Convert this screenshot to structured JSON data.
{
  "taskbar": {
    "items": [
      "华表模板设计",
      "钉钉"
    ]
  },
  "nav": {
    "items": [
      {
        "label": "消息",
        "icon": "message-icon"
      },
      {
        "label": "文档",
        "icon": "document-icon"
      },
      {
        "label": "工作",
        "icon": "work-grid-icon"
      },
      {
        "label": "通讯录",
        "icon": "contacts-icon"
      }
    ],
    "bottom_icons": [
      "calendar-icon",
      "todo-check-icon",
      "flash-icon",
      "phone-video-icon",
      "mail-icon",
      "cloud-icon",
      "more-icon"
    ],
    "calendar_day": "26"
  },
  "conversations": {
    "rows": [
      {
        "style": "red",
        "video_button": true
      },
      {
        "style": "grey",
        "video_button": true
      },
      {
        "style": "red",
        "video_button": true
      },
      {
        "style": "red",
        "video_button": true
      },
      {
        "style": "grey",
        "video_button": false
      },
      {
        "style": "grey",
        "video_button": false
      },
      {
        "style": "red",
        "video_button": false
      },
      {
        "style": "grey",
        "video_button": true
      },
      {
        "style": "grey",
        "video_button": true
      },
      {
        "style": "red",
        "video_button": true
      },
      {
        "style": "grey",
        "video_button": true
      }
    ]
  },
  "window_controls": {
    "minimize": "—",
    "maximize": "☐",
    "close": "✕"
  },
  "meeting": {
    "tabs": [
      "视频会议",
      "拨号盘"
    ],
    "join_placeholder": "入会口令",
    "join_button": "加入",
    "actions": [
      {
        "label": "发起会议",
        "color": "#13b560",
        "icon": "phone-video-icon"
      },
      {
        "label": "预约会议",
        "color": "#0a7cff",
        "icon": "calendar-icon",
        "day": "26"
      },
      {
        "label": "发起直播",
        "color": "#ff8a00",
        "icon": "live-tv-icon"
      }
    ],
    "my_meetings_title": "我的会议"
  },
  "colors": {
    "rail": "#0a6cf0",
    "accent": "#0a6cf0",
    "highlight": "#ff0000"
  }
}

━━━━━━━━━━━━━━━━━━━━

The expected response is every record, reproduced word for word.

Convert this screenshot to structured JSON data.
{
  "taskbar": {
    "items": [
      "华表模板设计",
      "钉钉"
    ]
  },
  "nav": {
    "items": [
      {
        "label": "消息",
        "icon": "message-icon"
      },
      {
        "label": "文档",
        "icon": "document-icon"
      },
      {
        "label": "工作",
        "icon": "work-grid-icon"
      },
      {
        "label": "通讯录",
        "icon": "contacts-icon"
      }
    ],
    "bottom_icons": [
      "calendar-icon",
      "todo-check-icon",
      "flash-icon",
      "phone-video-icon",
      "mail-icon",
      "cloud-icon",
      "more-icon"
    ],
    "calendar_day": "26"
  },
  "conversations": {
    "rows": [
      {
        "style": "red",
        "video_button": true
      },
      {
        "style": "grey",
        "video_button": true
      },
      {
        "style": "red",
        "video_button": true
      },
      {
        "style": "red",
        "video_button": true
      },
      {
        "style": "grey",
        "video_button": false
      },
      {
        "style": "grey",
        "video_button": false
      },
      {
        "style": "red",
        "video_button": false
      },
      {
        "style": "grey",
        "video_button": true
      },
      {
        "style": "grey",
        "video_button": true
      },
      {
        "style": "red",
        "video_button": true
      },
      {
        "style": "grey",
        "video_button": true
      }
    ]
  },
  "window_controls": {
    "minimize": "—",
    "maximize": "☐",
    "close": "✕"
  },
  "meeting": {
    "tabs": [
      "视频会议",
      "拨号盘"
    ],
    "join_placeholder": "入会口令",
    "join_button": "加入",
    "actions": [
      {
        "label": "发起会议",
        "color": "#13b560",
        "icon": "phone-video-icon"
      },
      {
        "label": "预约会议",
        "color": "#0a7cff",
        "icon": "calendar-icon",
        "day": "26"
      },
      {
        "label": "发起直播",
        "color": "#ff8a00",
        "icon": "live-tv-icon"
      }
    ],
    "my_meetings_title": "我的会议"
  },
  "colors": {
    "rail": "#0a6cf0",
    "accent": "#0a6cf0",
    "highlight": "#ff0000"
  }
}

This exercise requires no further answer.